**EXERCISE DIRECTIONS:** Give back exactly the line containing "Enumerate this screenshot's" together with all the lines after it, ending at the final line below.

**DATA FOR REVIEW:**
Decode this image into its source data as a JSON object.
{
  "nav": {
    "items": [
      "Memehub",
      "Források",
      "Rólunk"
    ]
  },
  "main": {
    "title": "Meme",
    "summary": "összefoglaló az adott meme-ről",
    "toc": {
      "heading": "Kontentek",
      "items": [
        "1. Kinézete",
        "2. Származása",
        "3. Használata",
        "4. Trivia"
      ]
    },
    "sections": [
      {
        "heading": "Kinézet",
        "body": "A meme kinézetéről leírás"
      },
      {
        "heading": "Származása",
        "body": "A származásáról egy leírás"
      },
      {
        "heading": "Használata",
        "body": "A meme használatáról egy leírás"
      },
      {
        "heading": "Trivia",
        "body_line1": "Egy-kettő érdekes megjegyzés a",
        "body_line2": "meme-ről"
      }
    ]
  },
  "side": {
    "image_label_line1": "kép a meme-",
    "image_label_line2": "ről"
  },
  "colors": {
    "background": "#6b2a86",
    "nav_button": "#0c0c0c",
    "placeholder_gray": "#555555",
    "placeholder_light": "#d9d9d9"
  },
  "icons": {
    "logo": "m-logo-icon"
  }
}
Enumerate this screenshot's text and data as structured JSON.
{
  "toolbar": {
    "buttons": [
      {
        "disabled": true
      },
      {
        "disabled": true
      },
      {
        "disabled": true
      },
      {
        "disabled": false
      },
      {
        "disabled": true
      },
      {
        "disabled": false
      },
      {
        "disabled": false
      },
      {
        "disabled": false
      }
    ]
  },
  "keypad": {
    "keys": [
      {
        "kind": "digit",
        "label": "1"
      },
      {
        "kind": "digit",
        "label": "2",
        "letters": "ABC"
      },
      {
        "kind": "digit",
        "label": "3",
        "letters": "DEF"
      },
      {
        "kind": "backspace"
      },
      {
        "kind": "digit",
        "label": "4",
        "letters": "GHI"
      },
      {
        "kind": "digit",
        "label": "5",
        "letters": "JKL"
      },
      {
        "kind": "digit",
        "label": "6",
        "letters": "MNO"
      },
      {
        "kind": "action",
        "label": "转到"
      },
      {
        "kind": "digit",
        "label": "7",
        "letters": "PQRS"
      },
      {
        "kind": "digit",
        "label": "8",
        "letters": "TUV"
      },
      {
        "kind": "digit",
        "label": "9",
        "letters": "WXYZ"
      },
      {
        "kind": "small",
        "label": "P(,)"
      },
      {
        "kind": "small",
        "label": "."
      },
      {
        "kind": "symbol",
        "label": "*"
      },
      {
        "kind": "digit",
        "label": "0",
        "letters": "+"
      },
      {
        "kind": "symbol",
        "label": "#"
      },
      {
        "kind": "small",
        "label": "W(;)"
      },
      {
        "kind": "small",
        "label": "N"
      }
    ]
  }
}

**ANSWER BOX:**
Enumerate this screenshot's text and data as structured JSON.
{
  "toolbar": {
    "buttons": [
      {
        "disabled": true
      },
      {
        "disabled": true
      },
      {
        "disabled": true
      },
      {
        "disabled": false
      },
      {
        "disabled": true
      },
      {
        "disabled": false
      },
      {
        "disabled": false
      },
      {
        "disabled": false
      }
    ]
  },
  "keypad": {
    "keys": [
      {
        "kind": "digit",
        "label": "1"
      },
      {
        "kind": "digit",
        "label": "2",
        "letters": "ABC"
      },
      {
        "kind": "digit",
        "label": "3",
        "letters": "DEF"
      },
      {
        "kind": "backspace"
      },
      {
        "kind": "digit",
        "label": "4",
        "letters": "GHI"
      },
      {
        "kind": "digit",
        "label": "5",
        "letters": "JKL"
      },
      {
        "kind": "digit",
        "label": "6",
        "letters": "MNO"
      },
      {
        "kind": "action",
        "label": "转到"
      },
      {
        "kind": "digit",
        "label": "7",
        "letters": "PQRS"
      },
      {
        "kind": "digit",
        "label": "8",
        "letters": "TUV"
      },
      {
        "kind": "digit",
        "label": "9",
        "letters": "WXYZ"
      },
      {
        "kind": "small",
        "label": "P(,)"
      },
      {
        "kind": "small",
        "label": "."
      },
      {
        "kind": "symbol",
        "label": "*"
      },
      {
        "kind": "digit",
        "label": "0",
        "letters": "+"
      },
      {
        "kind": "symbol",
        "label": "#"
      },
      {
        "kind": "small",
        "label": "W(;)"
      },
      {
        "kind": "small",
        "label": "N"
      }
    ]
  }
}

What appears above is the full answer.